Your body goes through a host of changes in pregnancy—as does your diet. You shore up on nutrients you need more of (folate, iron), cut back on options you need less of (refined sugars, caffeine), give up most things raw (fish, cheese), and toast your future little one with sparkling water. In some ways, the pre- and postnatal diet is clean eating at its best. And while many of these food-based principles have been around for decades, researchers continue to examine new associations between maternal nutrition and newborn health—including a number of recent findings that might alter what you decide to put on your plate or skip. Here, four surprising dietary recommendations to have on your radar and discuss with your ob-gyn at checkup time.

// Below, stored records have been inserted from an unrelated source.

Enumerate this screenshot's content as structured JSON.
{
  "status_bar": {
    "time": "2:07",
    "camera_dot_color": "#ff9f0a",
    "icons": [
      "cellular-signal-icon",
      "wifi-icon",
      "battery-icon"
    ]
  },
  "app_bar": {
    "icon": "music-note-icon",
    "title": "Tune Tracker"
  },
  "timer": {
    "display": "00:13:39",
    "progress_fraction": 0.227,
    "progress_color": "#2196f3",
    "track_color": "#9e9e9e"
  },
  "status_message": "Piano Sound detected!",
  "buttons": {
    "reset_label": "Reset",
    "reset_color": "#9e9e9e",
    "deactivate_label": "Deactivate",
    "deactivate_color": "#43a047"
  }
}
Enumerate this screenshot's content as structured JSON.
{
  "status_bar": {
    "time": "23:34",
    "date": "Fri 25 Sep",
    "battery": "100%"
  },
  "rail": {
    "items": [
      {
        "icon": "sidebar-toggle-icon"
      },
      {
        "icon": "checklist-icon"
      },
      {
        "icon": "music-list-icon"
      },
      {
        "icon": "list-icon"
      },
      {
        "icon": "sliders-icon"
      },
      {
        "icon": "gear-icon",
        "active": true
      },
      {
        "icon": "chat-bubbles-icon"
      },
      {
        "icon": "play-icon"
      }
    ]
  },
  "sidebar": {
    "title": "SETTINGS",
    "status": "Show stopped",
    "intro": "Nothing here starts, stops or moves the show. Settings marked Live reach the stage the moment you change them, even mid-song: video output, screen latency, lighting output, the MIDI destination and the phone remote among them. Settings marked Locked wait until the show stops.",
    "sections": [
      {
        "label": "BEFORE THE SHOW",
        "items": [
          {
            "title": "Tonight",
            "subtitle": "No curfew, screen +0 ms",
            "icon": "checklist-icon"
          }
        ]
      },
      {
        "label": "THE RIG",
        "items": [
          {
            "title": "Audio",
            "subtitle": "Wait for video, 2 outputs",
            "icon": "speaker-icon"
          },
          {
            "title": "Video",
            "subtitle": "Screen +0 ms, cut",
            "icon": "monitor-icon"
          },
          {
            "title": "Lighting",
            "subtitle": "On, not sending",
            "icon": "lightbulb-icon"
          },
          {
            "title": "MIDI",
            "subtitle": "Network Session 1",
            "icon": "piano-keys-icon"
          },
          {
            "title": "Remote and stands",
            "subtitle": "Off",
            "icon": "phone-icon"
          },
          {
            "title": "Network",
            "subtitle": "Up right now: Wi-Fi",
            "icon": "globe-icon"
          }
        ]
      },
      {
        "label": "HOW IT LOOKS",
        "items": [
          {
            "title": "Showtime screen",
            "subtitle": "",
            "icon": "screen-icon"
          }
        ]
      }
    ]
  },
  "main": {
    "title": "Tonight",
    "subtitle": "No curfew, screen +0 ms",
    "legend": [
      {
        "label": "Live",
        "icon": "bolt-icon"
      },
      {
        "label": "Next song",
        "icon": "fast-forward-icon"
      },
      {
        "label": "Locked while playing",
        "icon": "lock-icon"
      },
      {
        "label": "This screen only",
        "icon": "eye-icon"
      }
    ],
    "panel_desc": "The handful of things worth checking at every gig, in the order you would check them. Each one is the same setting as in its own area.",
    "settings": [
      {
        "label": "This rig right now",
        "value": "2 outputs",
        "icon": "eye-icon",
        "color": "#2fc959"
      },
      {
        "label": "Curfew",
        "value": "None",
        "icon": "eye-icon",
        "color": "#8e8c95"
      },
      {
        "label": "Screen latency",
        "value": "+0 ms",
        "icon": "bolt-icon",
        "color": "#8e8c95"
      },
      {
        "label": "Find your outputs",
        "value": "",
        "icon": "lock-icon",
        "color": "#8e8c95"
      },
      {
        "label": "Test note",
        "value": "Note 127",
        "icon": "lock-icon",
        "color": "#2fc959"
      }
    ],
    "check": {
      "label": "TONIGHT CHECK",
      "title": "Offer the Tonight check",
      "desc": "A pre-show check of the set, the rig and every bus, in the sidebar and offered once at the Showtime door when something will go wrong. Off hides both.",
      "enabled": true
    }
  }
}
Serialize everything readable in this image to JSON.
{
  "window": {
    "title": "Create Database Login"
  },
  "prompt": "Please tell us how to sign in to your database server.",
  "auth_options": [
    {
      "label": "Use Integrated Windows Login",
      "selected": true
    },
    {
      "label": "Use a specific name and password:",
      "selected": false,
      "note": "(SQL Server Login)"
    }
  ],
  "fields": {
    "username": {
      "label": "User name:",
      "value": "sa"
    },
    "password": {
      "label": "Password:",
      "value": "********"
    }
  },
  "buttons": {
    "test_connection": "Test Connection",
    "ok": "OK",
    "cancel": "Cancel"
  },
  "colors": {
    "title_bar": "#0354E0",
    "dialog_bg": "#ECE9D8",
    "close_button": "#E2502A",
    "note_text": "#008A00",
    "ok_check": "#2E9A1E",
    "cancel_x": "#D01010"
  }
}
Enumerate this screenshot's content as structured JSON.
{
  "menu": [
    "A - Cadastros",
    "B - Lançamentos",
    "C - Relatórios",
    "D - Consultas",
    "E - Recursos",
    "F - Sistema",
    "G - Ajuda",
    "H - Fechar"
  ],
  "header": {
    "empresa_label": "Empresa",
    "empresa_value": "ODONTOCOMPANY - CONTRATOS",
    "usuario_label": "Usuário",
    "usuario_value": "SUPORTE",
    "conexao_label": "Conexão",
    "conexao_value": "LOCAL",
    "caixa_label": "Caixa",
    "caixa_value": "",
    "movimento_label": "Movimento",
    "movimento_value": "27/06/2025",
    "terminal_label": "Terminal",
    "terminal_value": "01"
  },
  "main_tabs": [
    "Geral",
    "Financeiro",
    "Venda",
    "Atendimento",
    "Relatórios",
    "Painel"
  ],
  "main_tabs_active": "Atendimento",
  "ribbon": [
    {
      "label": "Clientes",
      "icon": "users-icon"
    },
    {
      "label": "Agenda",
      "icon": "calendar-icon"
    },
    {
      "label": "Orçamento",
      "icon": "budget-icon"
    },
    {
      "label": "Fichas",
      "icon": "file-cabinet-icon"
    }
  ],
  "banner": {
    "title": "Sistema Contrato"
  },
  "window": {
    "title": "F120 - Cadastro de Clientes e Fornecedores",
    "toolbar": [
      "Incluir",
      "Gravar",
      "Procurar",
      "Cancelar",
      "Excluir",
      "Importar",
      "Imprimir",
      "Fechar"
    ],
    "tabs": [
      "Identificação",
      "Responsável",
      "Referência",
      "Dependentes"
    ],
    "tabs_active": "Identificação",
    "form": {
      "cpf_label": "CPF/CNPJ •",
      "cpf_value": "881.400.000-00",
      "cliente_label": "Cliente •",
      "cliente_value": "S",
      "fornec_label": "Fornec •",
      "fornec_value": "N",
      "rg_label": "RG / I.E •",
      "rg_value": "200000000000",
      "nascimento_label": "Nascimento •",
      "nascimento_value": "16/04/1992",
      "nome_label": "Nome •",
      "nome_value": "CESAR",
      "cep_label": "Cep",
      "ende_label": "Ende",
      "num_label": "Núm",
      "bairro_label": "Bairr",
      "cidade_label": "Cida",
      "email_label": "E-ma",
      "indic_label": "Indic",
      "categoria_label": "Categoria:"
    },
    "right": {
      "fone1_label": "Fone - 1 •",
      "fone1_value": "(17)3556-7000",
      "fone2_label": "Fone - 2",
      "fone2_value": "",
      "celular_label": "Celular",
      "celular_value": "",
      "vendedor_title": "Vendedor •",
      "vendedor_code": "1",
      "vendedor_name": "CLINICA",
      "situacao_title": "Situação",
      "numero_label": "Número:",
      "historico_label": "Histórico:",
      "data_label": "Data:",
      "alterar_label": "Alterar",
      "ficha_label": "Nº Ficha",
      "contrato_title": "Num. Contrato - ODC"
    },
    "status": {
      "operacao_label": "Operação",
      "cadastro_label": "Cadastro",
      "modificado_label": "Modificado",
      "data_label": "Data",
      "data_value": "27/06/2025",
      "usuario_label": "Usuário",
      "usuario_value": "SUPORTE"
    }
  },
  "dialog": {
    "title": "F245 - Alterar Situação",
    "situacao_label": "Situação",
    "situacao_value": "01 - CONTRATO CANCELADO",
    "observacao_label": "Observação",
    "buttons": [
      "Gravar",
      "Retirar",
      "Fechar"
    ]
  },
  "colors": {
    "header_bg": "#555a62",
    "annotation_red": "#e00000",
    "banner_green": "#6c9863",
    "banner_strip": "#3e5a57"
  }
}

1. Consider tabling artificial sweeteners.
 
A new study published this month in JAMA Pediatrics found that women who consumed at least one artificially sweetened beverage per day during pregnancy were twice as likely to have an overweight child at 1 year of age compared to those who skipped these beverages. “One possible explanation is that our metabolism is programmed in utero, and consistent exposure to these artificial sweeteners could change how your body reacts to actual sugar, causing increased weight gain,” says Meghan Azad, PhD, lead author of the study and an assistant professor of pediatrics and child health at the University of Manitoba. The findings, which are part of the Canadian Healthy Infant Longitudinal Development Study, did not show any correlation with fetal body weight, which suggests the effects of artificial sweeteners could surface later in life and possibly have a lasting impact.

2. Up your intake of PUFAs and probiotics.
 
Studies show that eating polyunsaturated fatty acids (PUFAs) and probiotics might decrease risk for allergies. “Newborns first acquire their gut microbiome from their mothers during birth,” explains Azad. This mini ecosystem is filled with microorganisms that keep our immune system robust. PUFAs can improve how certain cells respond to foreign substances while probiotics optimize beneficial bacteria to defend against pathogens. Good sources for PUFAs include walnut oil and flaxseed; for probiotics, look for yogurt and kefir that contain live and active cultures.

3. Embrace all the spices you want.
 
For years, women were told to eat bland foods while breast-feeding, for fear that spicy ones might discourage a baby from feeding well. Recent studies debunk that theory: In fact, newborns tend to feed longer when their mothers have a diet that includes aromatic flavors, such as garlic and vanilla. “Babies will [nurse] longer when they’re exposed to all sorts of flavors,” says Julie Mennella, PhD, a biopsychologist at the Monell Chemical Senses Center who has authored numerous studies on the subject. “Their sensory and brain development is geared toward this—babies are really open to learning about new foods.” And the more varied your meals are, the most likely it is your baby will accept novel foods, too.

4. Don’t skimp on choline.
 
Folate, iron, and calcium usually top the list of pregnancy super-nutrients. But recent studies show most women—including those in high-income countries—do not get adequate levels of choline, a key nutrient that’s important for fetal brain development, says nutritionist Linda Sebelia, RD, an adjunct professor at the University of Rhode Island. Good sources include eggs, tofu, lean beef, and Brussels sprouts. Aim for 450 milligrams a day if you’re pregnant and 550 milligrams a day if you’re breast-feeding.